[Data entries]
—————

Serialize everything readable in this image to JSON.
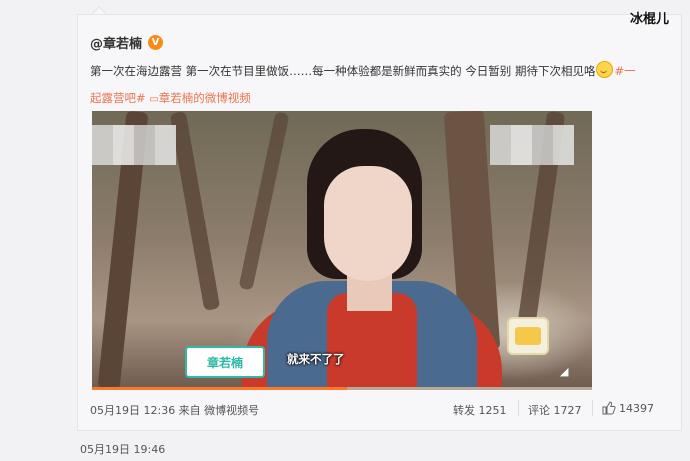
{
  "watermark": "冰棍儿",
  "post": {
    "author": "@章若楠",
    "badge": "V",
    "text_main": "第一次在海边露营 第一次在节目里做饭……每一种体验都是新鲜而真实的 今日暂别 期待下次相见咯",
    "hashtag_a": "#一",
    "hashtag_b": "起露营吧#",
    "video_link": "章若楠的微博视频"
  },
  "video": {
    "name_tag": "章若楠",
    "caption": "就来不了了",
    "progress": 0.51
  },
  "footer": {
    "meta": "05月19日 12:36 来自 微博视频号",
    "repost": "转发 1251",
    "comment": "评论 1727",
    "likes": "14397"
  },
  "bottom_date": "05月19日 19:46",
  "colors": {
    "accent": "#eb7350",
    "progress": "#f77a2a",
    "name_tag": "#2fb9a6",
    "badge": "#f78c1a"
  }
}
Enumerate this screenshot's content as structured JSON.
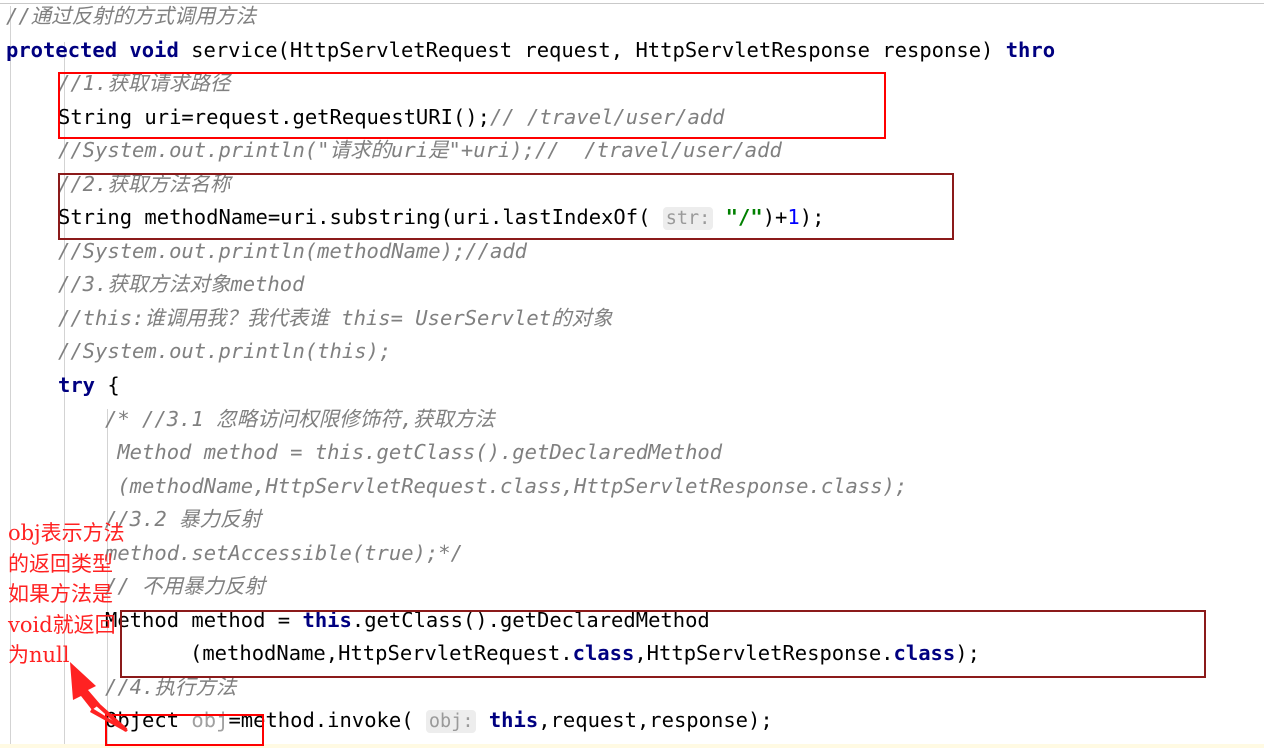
{
  "app": {
    "kind": "java-code-editor",
    "language": "Java",
    "theme": "light"
  },
  "colors": {
    "background": "#ffffff",
    "text": "#000000",
    "comment": "#808080",
    "keyword": "#000080",
    "string": "#008000",
    "number": "#0000ff",
    "param_hint_text": "#9a9a9a",
    "param_hint_bg": "#ededed",
    "annotation_red": "#ff2222",
    "box_bright_red": "#ff0000",
    "box_dark_red": "#8b1a1a",
    "guide_line": "#d3d3d3",
    "current_line_highlight": "#fffae3"
  },
  "code_lines": [
    {
      "indent": 0,
      "segments": [
        {
          "t": "//通过反射的方式调用方法",
          "c": "cmt"
        }
      ]
    },
    {
      "indent": 0,
      "segments": [
        {
          "t": "protected void ",
          "c": "kw"
        },
        {
          "t": "service(HttpServletRequest request, HttpServletResponse response) ",
          "c": ""
        },
        {
          "t": "thro",
          "c": "kw"
        }
      ]
    },
    {
      "indent": 1,
      "segments": [
        {
          "t": "//1.获取请求路径",
          "c": "cmt"
        }
      ]
    },
    {
      "indent": 1,
      "segments": [
        {
          "t": "String uri=request.getRequestURI();",
          "c": ""
        },
        {
          "t": "// /travel/user/add",
          "c": "cmt"
        }
      ]
    },
    {
      "indent": 1,
      "segments": [
        {
          "t": "//System.out.println(\"请求的uri是\"+uri);//  /travel/user/add",
          "c": "cmt"
        }
      ]
    },
    {
      "indent": 1,
      "segments": [
        {
          "t": "//2.获取方法名称",
          "c": "cmt"
        }
      ]
    },
    {
      "indent": 1,
      "segments": [
        {
          "t": "String methodName=uri.substring(uri.lastIndexOf( ",
          "c": ""
        },
        {
          "t": "str:",
          "c": "hint"
        },
        {
          "t": " ",
          "c": ""
        },
        {
          "t": "\"/\"",
          "c": "str"
        },
        {
          "t": ")+",
          "c": ""
        },
        {
          "t": "1",
          "c": "num"
        },
        {
          "t": ");",
          "c": ""
        }
      ]
    },
    {
      "indent": 1,
      "segments": [
        {
          "t": "//System.out.println(methodName);//add",
          "c": "cmt"
        }
      ]
    },
    {
      "indent": 1,
      "segments": [
        {
          "t": "//3.获取方法对象method",
          "c": "cmt"
        }
      ]
    },
    {
      "indent": 1,
      "segments": [
        {
          "t": "//this:谁调用我？我代表谁 this= UserServlet的对象",
          "c": "cmt"
        }
      ]
    },
    {
      "indent": 1,
      "segments": [
        {
          "t": "//System.out.println(this);",
          "c": "cmt"
        }
      ]
    },
    {
      "indent": 1,
      "segments": [
        {
          "t": "try ",
          "c": "kw"
        },
        {
          "t": "{",
          "c": ""
        }
      ]
    },
    {
      "indent": 2,
      "segments": [
        {
          "t": "/* //3.1 忽略访问权限修饰符,获取方法",
          "c": "cmt"
        }
      ]
    },
    {
      "indent": 2,
      "segments": [
        {
          "t": " Method method = this.getClass().getDeclaredMethod",
          "c": "cmt"
        }
      ]
    },
    {
      "indent": 2,
      "segments": [
        {
          "t": " (methodName,HttpServletRequest.class,HttpServletResponse.class);",
          "c": "cmt"
        }
      ]
    },
    {
      "indent": 2,
      "segments": [
        {
          "t": "//3.2 暴力反射",
          "c": "cmt"
        }
      ]
    },
    {
      "indent": 2,
      "segments": [
        {
          "t": "method.setAccessible(true);*/",
          "c": "cmt"
        }
      ]
    },
    {
      "indent": 2,
      "segments": [
        {
          "t": "// 不用暴力反射",
          "c": "cmt"
        }
      ]
    },
    {
      "indent": 2,
      "segments": [
        {
          "t": "Method method = ",
          "c": ""
        },
        {
          "t": "this",
          "c": "kw"
        },
        {
          "t": ".getClass().getDeclaredMethod",
          "c": ""
        }
      ]
    },
    {
      "indent": 4,
      "segments": [
        {
          "t": "(methodName,HttpServletRequest.",
          "c": ""
        },
        {
          "t": "class",
          "c": "kw"
        },
        {
          "t": ",HttpServletResponse.",
          "c": ""
        },
        {
          "t": "class",
          "c": "kw"
        },
        {
          "t": ");",
          "c": ""
        }
      ]
    },
    {
      "indent": 2,
      "segments": [
        {
          "t": "//4.执行方法",
          "c": "cmt"
        }
      ]
    },
    {
      "indent": 2,
      "segments": [
        {
          "t": "Object ",
          "c": ""
        },
        {
          "t": "obj",
          "c": "dim"
        },
        {
          "t": "=method.invoke( ",
          "c": ""
        },
        {
          "t": "obj:",
          "c": "hint"
        },
        {
          "t": " ",
          "c": ""
        },
        {
          "t": "this",
          "c": "kw"
        },
        {
          "t": ",request,response);",
          "c": ""
        }
      ]
    }
  ],
  "annotation": {
    "lines": [
      "obj表示方法",
      "的返回类型",
      "如果方法是",
      "void就返回",
      "为null"
    ],
    "arrow": "red-arrow-up-left"
  },
  "highlight_boxes": [
    {
      "name": "box-get-request-path",
      "color": "#ff0000",
      "covers": "//1.获取请求路径 + String uri=request.getRequestURI();"
    },
    {
      "name": "box-get-method-name",
      "color": "#8b1a1a",
      "covers": "//2.获取方法名称 + String methodName=uri.substring(...)"
    },
    {
      "name": "box-get-declared-method",
      "color": "#8b1a1a",
      "covers": "Method method = this.getClass().getDeclaredMethod(...)"
    },
    {
      "name": "box-object-obj",
      "color": "#ff0000",
      "covers": "Object obj"
    }
  ]
}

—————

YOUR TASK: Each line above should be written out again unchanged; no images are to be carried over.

REPLY:
Serialize everything readable in this image to JSON.
{
  "watermark": "冰棍儿",
  "post": {
    "author": "@章若楠",
    "badge": "V",
    "text_main": "第一次在海边露营 第一次在节目里做饭……每一种体验都是新鲜而真实的 今日暂别 期待下次相见咯",
    "hashtag_a": "#一",
    "hashtag_b": "起露营吧#",
    "video_link": "章若楠的微博视频"
  },
  "video": {
    "name_tag": "章若楠",
    "caption": "就来不了了",
    "progress": 0.51
  },
  "footer": {
    "meta": "05月19日 12:36 来自 微博视频号",
    "repost": "转发 1251",
    "comment": "评论 1727",
    "likes": "14397"
  },
  "bottom_date": "05月19日 19:46",
  "colors": {
    "accent": "#eb7350",
    "progress": "#f77a2a",
    "name_tag": "#2fb9a6",
    "badge": "#f78c1a"
  }
}
Enumerate this screenshot's content as structured JSON.
{
  "app": {
    "kind": "java-code-editor",
    "language": "Java",
    "theme": "light"
  },
  "colors": {
    "background": "#ffffff",
    "text": "#000000",
    "comment": "#808080",
    "keyword": "#000080",
    "string": "#008000",
    "number": "#0000ff",
    "param_hint_text": "#9a9a9a",
    "param_hint_bg": "#ededed",
    "annotation_red": "#ff2222",
    "box_bright_red": "#ff0000",
    "box_dark_red": "#8b1a1a",
    "guide_line": "#d3d3d3",
    "current_line_highlight": "#fffae3"
  },
  "code_lines": [
    {
      "indent": 0,
      "segments": [
        {
          "t": "//通过反射的方式调用方法",
          "c": "cmt"
        }
      ]
    },
    {
      "indent": 0,
      "segments": [
        {
          "t": "protected void ",
          "c": "kw"
        },
        {
          "t": "service(HttpServletRequest request, HttpServletResponse response) ",
          "c": ""
        },
        {
          "t": "thro",
          "c": "kw"
        }
      ]
    },
    {
      "indent": 1,
      "segments": [
        {
          "t": "//1.获取请求路径",
          "c": "cmt"
        }
      ]
    },
    {
      "indent": 1,
      "segments": [
        {
          "t": "String uri=request.getRequestURI();",
          "c": ""
        },
        {
          "t": "// /travel/user/add",
          "c": "cmt"
        }
      ]
    },
    {
      "indent": 1,
      "segments": [
        {
          "t": "//System.out.println(\"请求的uri是\"+uri);//  /travel/user/add",
          "c": "cmt"
        }
      ]
    },
    {
      "indent": 1,
      "segments": [
        {
          "t": "//2.获取方法名称",
          "c": "cmt"
        }
      ]
    },
    {
      "indent": 1,
      "segments": [
        {
          "t": "String methodName=uri.substring(uri.lastIndexOf( ",
          "c": ""
        },
        {
          "t": "str:",
          "c": "hint"
        },
        {
          "t": " ",
          "c": ""
        },
        {
          "t": "\"/\"",
          "c": "str"
        },
        {
          "t": ")+",
          "c": ""
        },
        {
          "t": "1",
          "c": "num"
        },
        {
          "t": ");",
          "c": ""
        }
      ]
    },
    {
      "indent": 1,
      "segments": [
        {
          "t": "//System.out.println(methodName);//add",
          "c": "cmt"
        }
      ]
    },
    {
      "indent": 1,
      "segments": [
        {
          "t": "//3.获取方法对象method",
          "c": "cmt"
        }
      ]
    },
    {
      "indent": 1,
      "segments": [
        {
          "t": "//this:谁调用我？我代表谁 this= UserServlet的对象",
          "c": "cmt"
        }
      ]
    },
    {
      "indent": 1,
      "segments": [
        {
          "t": "//System.out.println(this);",
          "c": "cmt"
        }
      ]
    },
    {
      "indent": 1,
      "segments": [
        {
          "t": "try ",
          "c": "kw"
        },
        {
          "t": "{",
          "c": ""
        }
      ]
    },
    {
      "indent": 2,
      "segments": [
        {
          "t": "/* //3.1 忽略访问权限修饰符,获取方法",
          "c": "cmt"
        }
      ]
    },
    {
      "indent": 2,
      "segments": [
        {
          "t": " Method method = this.getClass().getDeclaredMethod",
          "c": "cmt"
        }
      ]
    },
    {
      "indent": 2,
      "segments": [
        {
          "t": " (methodName,HttpServletRequest.class,HttpServletResponse.class);",
          "c": "cmt"
        }
      ]
    },
    {
      "indent": 2,
      "segments": [
        {
          "t": "//3.2 暴力反射",
          "c": "cmt"
        }
      ]
    },
    {
      "indent": 2,
      "segments": [
        {
          "t": "method.setAccessible(true);*/",
          "c": "cmt"
        }
      ]
    },
    {
      "indent": 2,
      "segments": [
        {
          "t": "// 不用暴力反射",
          "c": "cmt"
        }
      ]
    },
    {
      "indent": 2,
      "segments": [
        {
          "t": "Method method = ",
          "c": ""
        },
        {
          "t": "this",
          "c": "kw"
        },
        {
          "t": ".getClass().getDeclaredMethod",
          "c": ""
        }
      ]
    },
    {
      "indent": 4,
      "segments": [
        {
          "t": "(methodName,HttpServletRequest.",
          "c": ""
        },
        {
          "t": "class",
          "c": "kw"
        },
        {
          "t": ",HttpServletResponse.",
          "c": ""
        },
        {
          "t": "class",
          "c": "kw"
        },
        {
          "t": ");",
          "c": ""
        }
      ]
    },
    {
      "indent": 2,
      "segments": [
        {
          "t": "//4.执行方法",
          "c": "cmt"
        }
      ]
    },
    {
      "indent": 2,
      "segments": [
        {
          "t": "Object ",
          "c": ""
        },
        {
          "t": "obj",
          "c": "dim"
        },
        {
          "t": "=method.invoke( ",
          "c": ""
        },
        {
          "t": "obj:",
          "c": "hint"
        },
        {
          "t": " ",
          "c": ""
        },
        {
          "t": "this",
          "c": "kw"
        },
        {
          "t": ",request,response);",
          "c": ""
        }
      ]
    }
  ],
  "annotation": {
    "lines": [
      "obj表示方法",
      "的返回类型",
      "如果方法是",
      "void就返回",
      "为null"
    ],
    "arrow": "red-arrow-up-left"
  },
  "highlight_boxes": [
    {
      "name": "box-get-request-path",
      "color": "#ff0000",
      "covers": "//1.获取请求路径 + String uri=request.getRequestURI();"
    },
    {
      "name": "box-get-method-name",
      "color": "#8b1a1a",
      "covers": "//2.获取方法名称 + String methodName=uri.substring(...)"
    },
    {
      "name": "box-get-declared-method",
      "color": "#8b1a1a",
      "covers": "Method method = this.getClass().getDeclaredMethod(...)"
    },
    {
      "name": "box-object-obj",
      "color": "#ff0000",
      "covers": "Object obj"
    }
  ]
}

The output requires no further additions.